UPDATE: Penny University to pop down 30 July.
If you want to see a Londoner famous for his temperature control get a little hot and bothered, just tell James Hoffmann in the most noncommittal tone you can muster you thought one of his featured brews from Square Mile Coffee Roasters was “fine” or “okay”. Better still, tell the 2007 World Barista Champion that, upon reflection, you suppose his coffee shop in London’s Shoreditch, Penny University, “fills a hole”.
“Ambivalence,” says Hoffmann, “is a terrible thing”.
Conversely, saying you positively hate his prized Blackburn Estate coffee from Tanzania is likelier than not to make him smile and get his attention. A puritanical shrine to brewed coffee that deprives its would-be disciples of espresso, milk and sugar, Penny University is meant to provoke. And so Hoffmann will take a “definitely hate” over a “sort of like” any day, even if devotion and love are the rightful responses to this groundbreaking, unplugged, pop-up coffee shop.

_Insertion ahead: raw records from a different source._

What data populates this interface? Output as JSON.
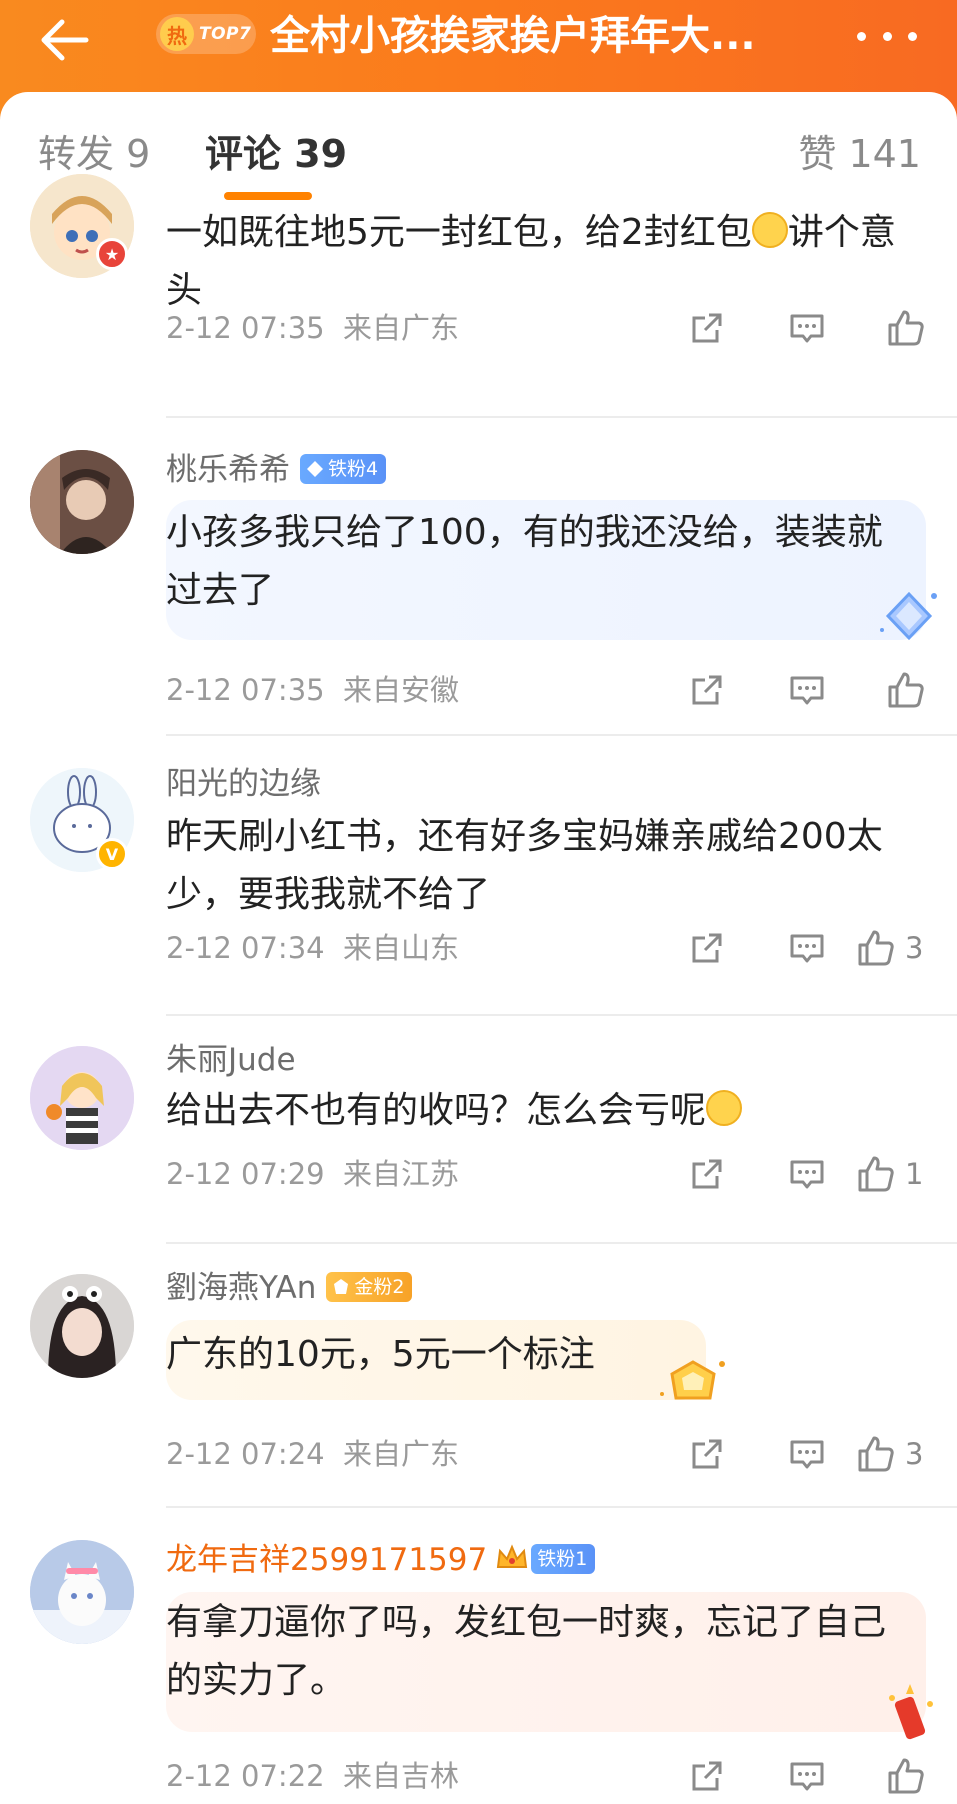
{
  "header": {
    "hot_char": "热",
    "hot_rank": "TOP7",
    "title": "全村小孩挨家挨户拜年大..."
  },
  "tabs": {
    "repost": "转发 9",
    "comments": "评论 39",
    "likes": "赞 141"
  },
  "colors": {
    "accent": "#ff8200",
    "header": "#fb7a1c"
  },
  "comments": [
    {
      "username": "",
      "text_a": "一如既往地5元一封红包，给2封红包",
      "text_b": "讲个意头",
      "emoji": "smile-emoji",
      "time": "2-12 07:35",
      "location": "来自广东",
      "likes": ""
    },
    {
      "username": "桃乐希希",
      "badge": "铁粉4",
      "text": "小孩多我只给了100，有的我还没给，装装就过去了",
      "time": "2-12 07:35",
      "location": "来自安徽",
      "likes": ""
    },
    {
      "username": "阳光的边缘",
      "text": "昨天刷小红书，还有好多宝妈嫌亲戚给200太少，要我我就不给了",
      "time": "2-12 07:34",
      "location": "来自山东",
      "likes": "3"
    },
    {
      "username": "朱丽Jude",
      "text": "给出去不也有的收吗？怎么会亏呢",
      "emoji": "laugh-cry-emoji",
      "time": "2-12 07:29",
      "location": "来自江苏",
      "likes": "1"
    },
    {
      "username": "劉海燕YAn",
      "badge": "金粉2",
      "text": "广东的10元，5元一个标注",
      "time": "2-12 07:24",
      "location": "来自广东",
      "likes": "3"
    },
    {
      "username": "龙年吉祥2599171597",
      "badge": "铁粉1",
      "text": "有拿刀逼你了吗，发红包一时爽，忘记了自己的实力了。",
      "time": "2-12 07:22",
      "location": "来自吉林",
      "likes": ""
    }
  ]
}
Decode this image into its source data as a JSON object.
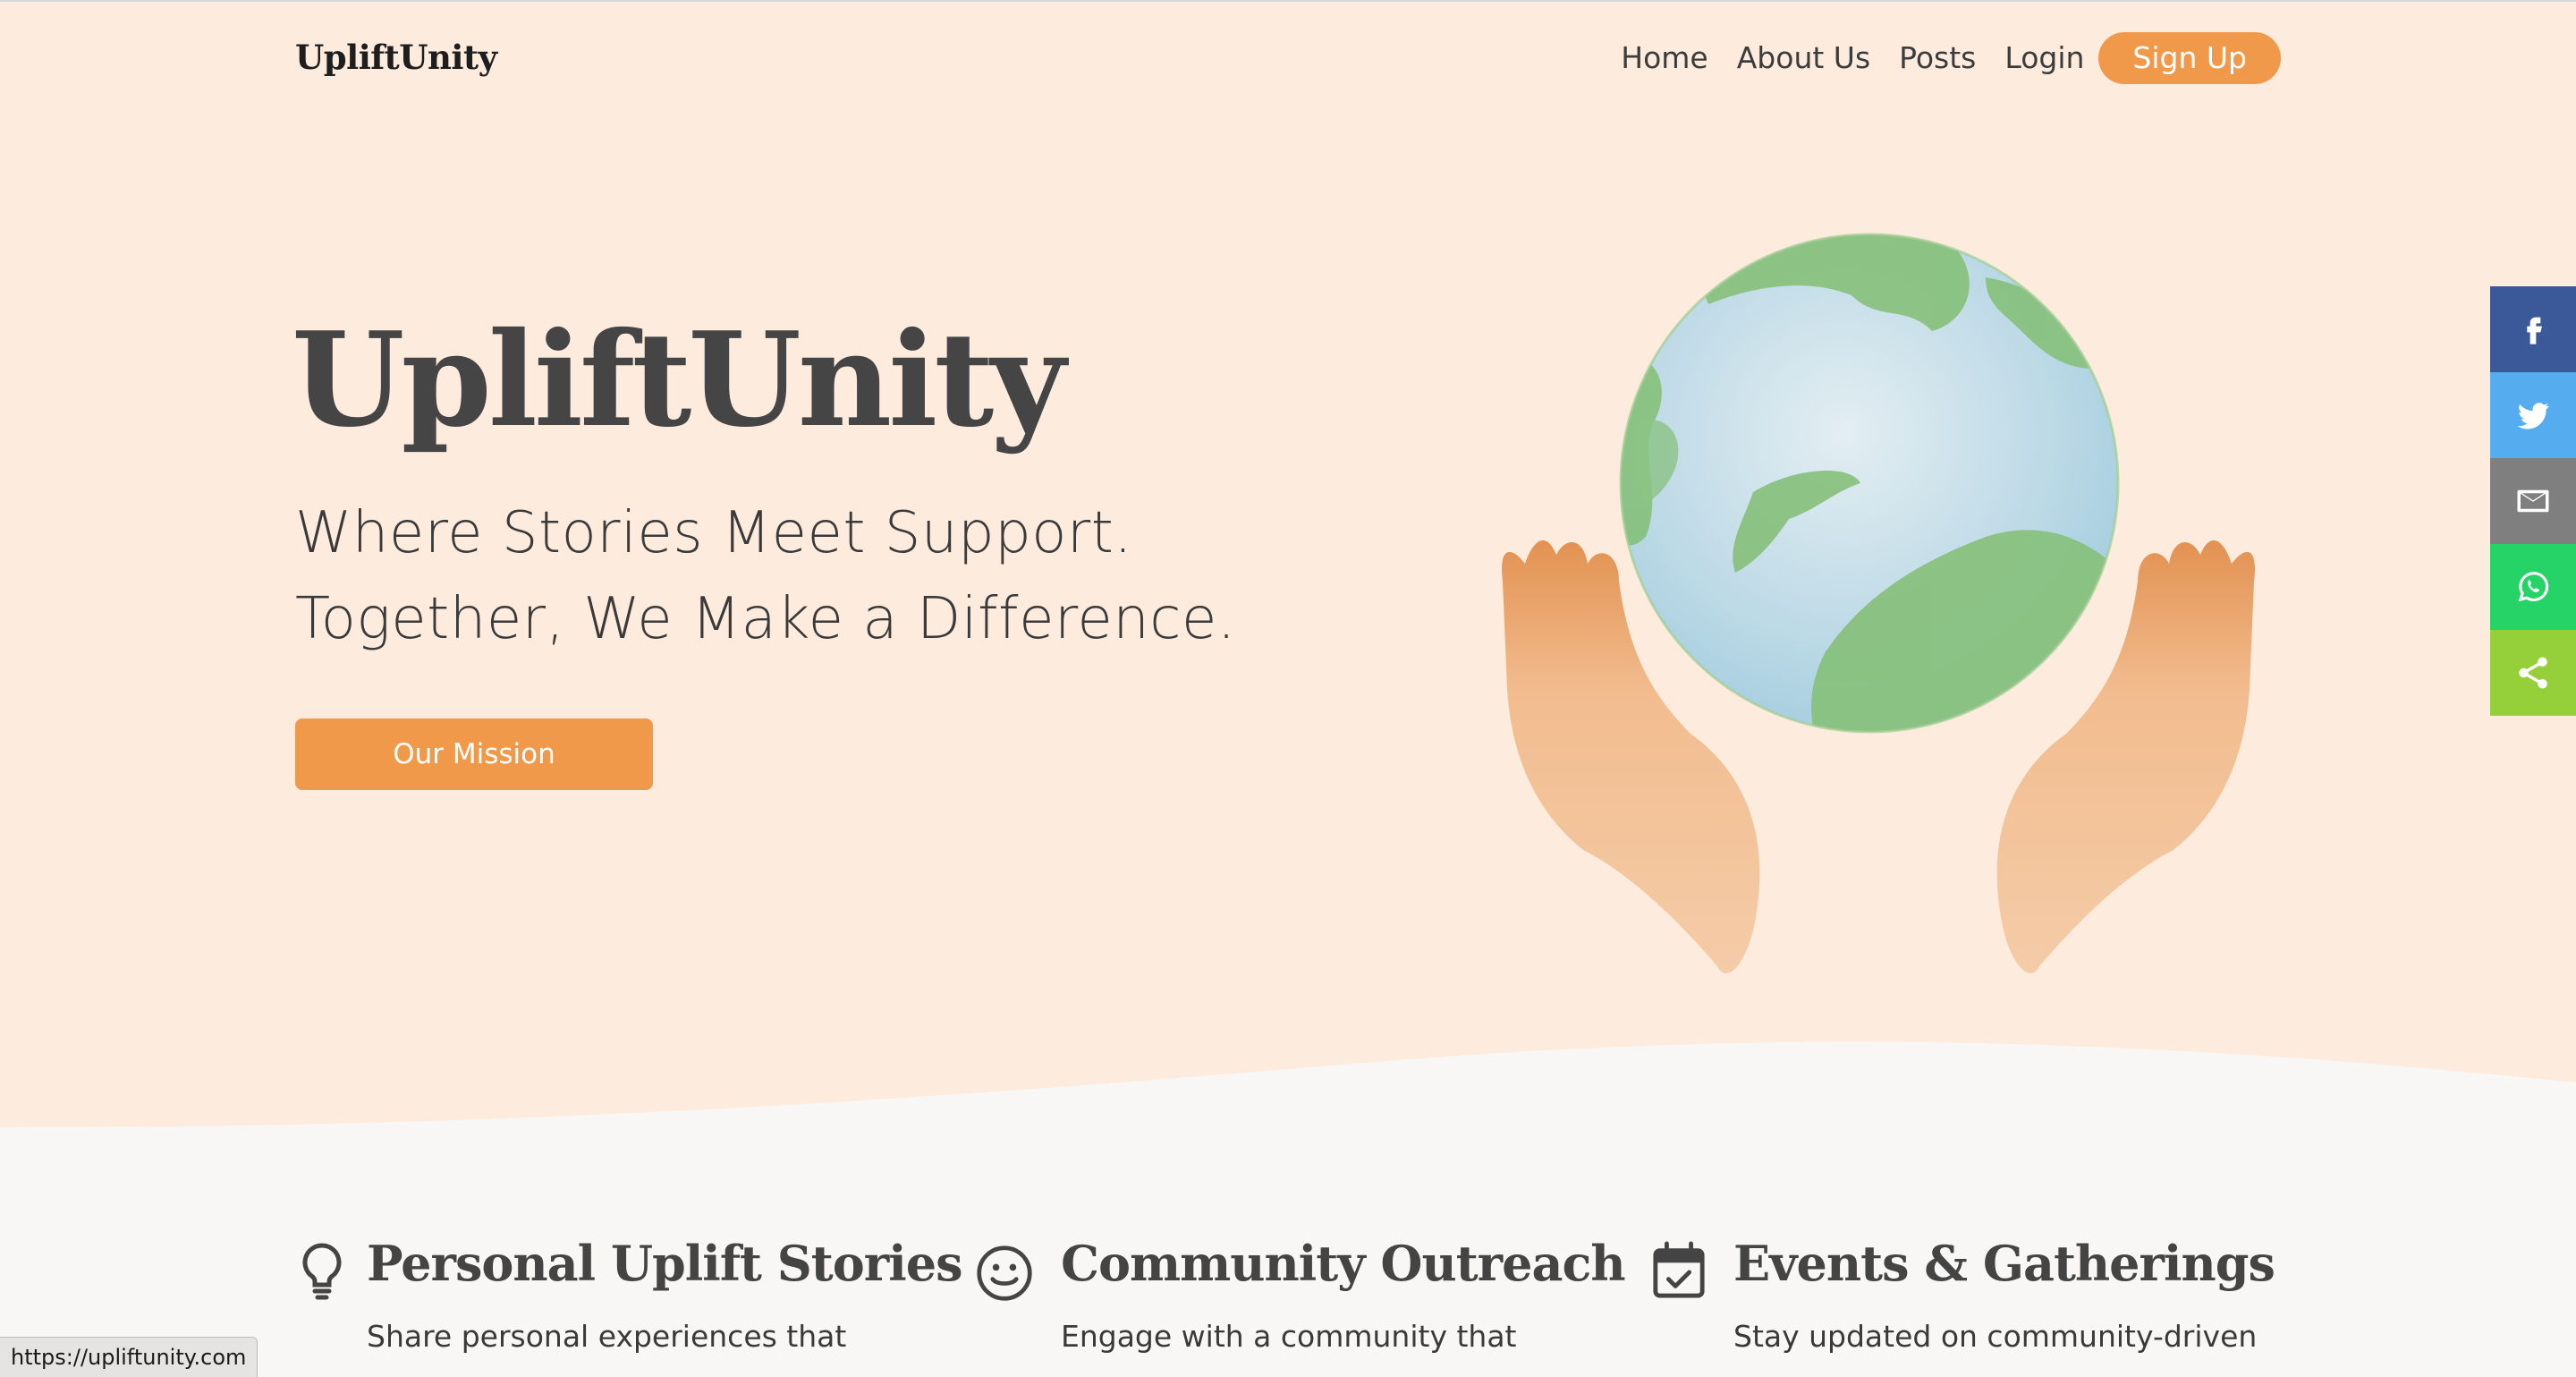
{
  "brand": {
    "logo_text": "UpliftUnity"
  },
  "nav": {
    "items": [
      {
        "label": "Home"
      },
      {
        "label": "About Us"
      },
      {
        "label": "Posts"
      },
      {
        "label": "Login"
      }
    ],
    "signup_label": "Sign Up"
  },
  "hero": {
    "title": "UpliftUnity",
    "tagline_line1": "Where Stories Meet Support.",
    "tagline_line2": "Together, We Make a Difference.",
    "cta_label": "Our Mission"
  },
  "share_bar": [
    {
      "icon": "facebook-icon",
      "color": "#3b5998"
    },
    {
      "icon": "twitter-icon",
      "color": "#55acee"
    },
    {
      "icon": "email-icon",
      "color": "#7f7f7f"
    },
    {
      "icon": "whatsapp-icon",
      "color": "#25d366"
    },
    {
      "icon": "share-icon",
      "color": "#95d03a"
    }
  ],
  "features": [
    {
      "icon": "lightbulb-icon",
      "title": "Personal Uplift Stories",
      "description": "Share personal experiences that"
    },
    {
      "icon": "smiley-icon",
      "title": "Community Outreach",
      "description": "Engage with a community that"
    },
    {
      "icon": "calendar-check-icon",
      "title": "Events & Gatherings",
      "description": "Stay updated on community-driven"
    }
  ],
  "status_bar": {
    "url": "https://upliftunity.com"
  },
  "colors": {
    "accent": "#f0994a",
    "hero_bg": "#fdecdd",
    "page_bg": "#f9f7f5",
    "heading": "#454545"
  }
}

Make no mistake, Penny U is a retail space built to showcase and sell coffees, Square Mile coffees to be precise. Fearing some might wrongly judge the quality of the coffees according to the expense of machinery used to brew them, equipment most can’t use at home, Hoffmann and his associate Tim Styles (above left), who runs the shop he helped design, have taken the low-tech route. They’ve eschewed £10,000 brewers in favour of three manual home brewers made by the Japanese glassware company Hario: the V60 paper-filtered pour-over, the TCA-Syphon (vacpot) and the woodneck cloth-filtered pour-over drip pot.
By providing even water temperature and distribution for the proper measure of coffee grinds, these filter brewers help a barista produce a cup of great clarity and often sweetness that unmuddies the taster’s experience. For me, it’s easier to pick up the aroma and taste of hazelnuts in the Capao Chapada Diamantina from Brazil or red berry nuances in the Blackburn Estate than it would be in an espresso. You almost want to ask Hoffmann where he sourced the hazelnuts and strawberries, which is just the sort of naïve and deceptively simpleminded question he and Penny U baristas Styles and Tobias Cockerill crave.
Everything in the cup, notes Hoffmann, is “from the roasted seeds of coffee cherries. The spectrum of flavours when they’re ground and dissolved in hot water is unbelievable.”
I’m not giving up espresso and neither is Hoffmann. But there’s no denying that as presented at Penny U the slow quiet of the pour-over and siphon brewing processes constitutes a spiritual retreat from the humming, hissing and clickety-clack of the typically frenetic espresso bar. Seated at the six-stool counter you find yourself possessing both the time and the inclination to ask Tim or Tobias about the coffee they’re methodically brewing for you. The baristas may be answering you but they’re talking to everyone in the shop. Soon you are exchanging thoughts with neighbours to your right and left. Conversation starts with coffee but strays easily away from it. That’s the coffeehouse experience.
You don’t need to spend much time studying Penny U to notice contradictions within its dogma. The coffee is said to be about the ingredient, not the brewer, yet the Hario coffee makers, on sale in the shop, are very nearly objects of worship. The results are said to be attainable at home, yet the care and precision of the accomplished baristas seems paramount – and irreplaceable. It’s a big part of the experience. Furthermore, the no-sugar policy is a great conceit. I rarely drink my coffee with sugar. I understand their wanting and even urging us to discover the character and natural sweetness of their coffees apart from – and uninfluenced by – the flavour of the sugar and, yes, the milk. But isn’t sugar dosage a coffee drinker’s prerogative? Shouldn’t he or she get to decide if a coffee roasted by Square Mile tastes better or worse with sugar ?
Hoffmann has good answers for these challenges and you may have a few of your own. Indeed you can’t very well have a “penny university”, as the estimated 400-500 coffeehouses of 17th century London were known, without the certainty of a good debate. These haunts were so-nicknamed for the price of a coffee and the education that went with it.
An anonymous verse from that period went:
So great a Universitie, I think there ne’er was anyIn which you may a Scholar be, for spending a penny
Penny University – 5 Redchurch Street, London EC 7DJ